Our Community Advocacy Service in Brighton and Hove helps you say what you want, secure your rights, represent your interest and obtain services that you need. All our advocacy services operate independently of other mental health or health and social care services, work in partnership with you and take your side.
It can be hard to tell others if you are concerned about your treatment or care whilst using mental health services. An advocate can help, either by supporting you when you wish to voice your concerns, or by representing your concerns if you feel unable to do so.
You will be listened to and treated with respect. The service offers you the opportunity to talk to someone in confidence about issues relating to your treatment. We do not share information with other agencies without your permission unless you or someone else is at risk.
We will not tell you what to do or make judgements but help you to make choices and say what you want from services.
Who can use this service?
- Adults with mental health issues
- Adults with an undiagnosed mental health condition having difficulties accessing mental health services
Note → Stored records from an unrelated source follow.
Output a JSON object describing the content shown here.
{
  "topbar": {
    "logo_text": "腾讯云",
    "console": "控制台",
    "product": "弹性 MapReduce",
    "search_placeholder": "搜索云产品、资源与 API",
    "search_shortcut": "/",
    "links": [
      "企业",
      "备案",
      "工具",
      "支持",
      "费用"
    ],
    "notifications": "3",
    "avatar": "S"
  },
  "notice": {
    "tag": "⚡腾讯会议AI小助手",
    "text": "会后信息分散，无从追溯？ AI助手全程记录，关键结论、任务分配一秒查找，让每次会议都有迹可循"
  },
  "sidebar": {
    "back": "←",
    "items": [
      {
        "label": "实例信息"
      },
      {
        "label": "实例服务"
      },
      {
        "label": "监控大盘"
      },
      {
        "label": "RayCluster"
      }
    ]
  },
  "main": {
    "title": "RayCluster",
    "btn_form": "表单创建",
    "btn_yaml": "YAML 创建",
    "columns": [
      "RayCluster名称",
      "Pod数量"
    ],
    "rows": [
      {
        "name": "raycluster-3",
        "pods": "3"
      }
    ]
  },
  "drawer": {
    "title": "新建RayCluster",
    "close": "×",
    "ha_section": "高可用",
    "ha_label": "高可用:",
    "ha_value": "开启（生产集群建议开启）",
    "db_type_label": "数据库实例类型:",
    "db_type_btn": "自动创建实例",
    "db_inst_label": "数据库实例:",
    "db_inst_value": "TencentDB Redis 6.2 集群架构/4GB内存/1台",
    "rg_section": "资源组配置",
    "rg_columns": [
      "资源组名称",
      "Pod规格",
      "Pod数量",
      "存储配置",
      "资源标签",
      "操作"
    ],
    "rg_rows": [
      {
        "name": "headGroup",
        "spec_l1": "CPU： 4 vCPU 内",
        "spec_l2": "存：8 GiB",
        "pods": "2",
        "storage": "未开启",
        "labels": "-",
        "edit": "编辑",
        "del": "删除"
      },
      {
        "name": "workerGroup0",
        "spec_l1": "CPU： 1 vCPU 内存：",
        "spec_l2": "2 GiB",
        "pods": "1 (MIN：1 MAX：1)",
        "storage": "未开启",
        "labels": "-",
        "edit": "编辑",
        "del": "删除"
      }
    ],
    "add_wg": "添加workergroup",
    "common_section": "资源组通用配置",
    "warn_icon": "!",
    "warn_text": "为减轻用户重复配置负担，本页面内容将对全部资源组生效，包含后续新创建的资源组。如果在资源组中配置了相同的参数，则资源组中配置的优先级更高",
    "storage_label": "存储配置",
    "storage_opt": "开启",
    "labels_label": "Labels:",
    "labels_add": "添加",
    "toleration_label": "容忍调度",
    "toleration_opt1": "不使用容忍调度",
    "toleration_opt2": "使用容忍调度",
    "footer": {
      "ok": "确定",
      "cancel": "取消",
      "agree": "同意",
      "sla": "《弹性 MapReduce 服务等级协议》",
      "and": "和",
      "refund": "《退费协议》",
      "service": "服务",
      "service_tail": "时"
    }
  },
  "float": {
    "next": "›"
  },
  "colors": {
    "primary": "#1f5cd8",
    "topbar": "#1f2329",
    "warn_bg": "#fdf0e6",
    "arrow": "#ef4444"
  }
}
- Adults living in the communities of Brighton or Hove
- Adults in a mental health unit but not detained under the mental health act (informal patients)
The Community Advocacy Service can help you to:
- ask questions
- be heard and say what you want to say
- be included in the decision making process
- understand your options and make choices
- be treated respectfully and as an equal
- know your rights
A Community Advocate can:
- support and/or represent you at meetings, care planning meetings or Doctor’s appointments
- help you to access mental health services or help refer you to other professionals e.g. solicitors or debt advisors
- provide information about community care and other support
- help you to challenge a decision about your treatment or care
- help you to make a complaint